Many surveys show the impact of stress on workers’ health. According to the health and nutrition examination survey in the U.S. in 1988, the applied occupational and environmental hygiene survey in Japan in 1966 and a survey by Institute of Occupational Medicine at Yonsei Wonju College of Medicine in Korea in 2005, job stress directly increases the risk of brain and cardiovascular disease by raising blood pressure, slowing down the heartbeat and increasing bad cholesterol and blood clots.
Job stress is the physical and emotional response workers feel when they cannot meet the demands of their job. The first reaction is alarm -- pounding heart and shortness of breath -- triggered in the sympathetic nervous system. Next comes the reaction stage, where stress victims try to adjust to the stress or resist. At this stage, the human body secretes stress hormones like adrenal cortical hormone as a protection.
But if stress continues for a long time or occurs repeatedly, the immune system collapses and the body becomes exhausted. At this point, sufferers can fall victim to diseases of specific organs or mental illness. Brain and cardiovascular diseases such as heart attack and stroke can occur at this stage.
Prof.
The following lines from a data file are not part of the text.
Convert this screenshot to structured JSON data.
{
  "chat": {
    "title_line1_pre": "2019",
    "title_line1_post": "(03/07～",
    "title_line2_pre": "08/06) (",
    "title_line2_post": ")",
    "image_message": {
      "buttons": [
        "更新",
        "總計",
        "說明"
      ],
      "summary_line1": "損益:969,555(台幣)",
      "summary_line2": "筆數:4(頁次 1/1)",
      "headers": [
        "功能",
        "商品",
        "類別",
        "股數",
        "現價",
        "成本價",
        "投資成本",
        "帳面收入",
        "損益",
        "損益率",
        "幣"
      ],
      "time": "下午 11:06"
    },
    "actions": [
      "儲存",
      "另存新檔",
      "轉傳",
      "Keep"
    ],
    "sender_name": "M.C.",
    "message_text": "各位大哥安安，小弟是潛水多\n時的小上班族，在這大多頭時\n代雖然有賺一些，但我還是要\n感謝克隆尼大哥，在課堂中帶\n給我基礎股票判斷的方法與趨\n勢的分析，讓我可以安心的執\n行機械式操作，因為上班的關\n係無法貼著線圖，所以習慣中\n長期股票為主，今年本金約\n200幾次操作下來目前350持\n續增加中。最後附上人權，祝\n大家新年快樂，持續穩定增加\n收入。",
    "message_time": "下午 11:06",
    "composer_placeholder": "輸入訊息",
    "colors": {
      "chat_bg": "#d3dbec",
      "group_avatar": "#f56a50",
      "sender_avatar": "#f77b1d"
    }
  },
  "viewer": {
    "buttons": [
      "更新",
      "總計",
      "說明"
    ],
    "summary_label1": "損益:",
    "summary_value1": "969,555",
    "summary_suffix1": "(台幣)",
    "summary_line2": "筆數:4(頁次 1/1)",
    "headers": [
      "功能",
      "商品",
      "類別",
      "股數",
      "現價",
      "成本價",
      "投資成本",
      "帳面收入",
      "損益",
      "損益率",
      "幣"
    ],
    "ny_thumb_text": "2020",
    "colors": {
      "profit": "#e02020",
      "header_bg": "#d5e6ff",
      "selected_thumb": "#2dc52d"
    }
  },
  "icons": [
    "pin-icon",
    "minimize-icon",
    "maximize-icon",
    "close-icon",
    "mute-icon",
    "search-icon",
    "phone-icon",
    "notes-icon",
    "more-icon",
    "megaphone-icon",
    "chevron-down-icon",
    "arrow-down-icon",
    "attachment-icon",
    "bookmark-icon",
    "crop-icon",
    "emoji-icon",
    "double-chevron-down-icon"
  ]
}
Kim Won at Department of Neuropsychiatry and Stress Research Institute at Inje University Seoul Paik Hospital said, “Job stress also causes damages to the organization by reducing productivity, degrading the organization’s image and increasing workforce turnover.” He urged Korean companies to regard job stress as a risk factor and introduce professional programs to deal with job stress, like many businesses in advanced countries.(firstname.lastname@example.org )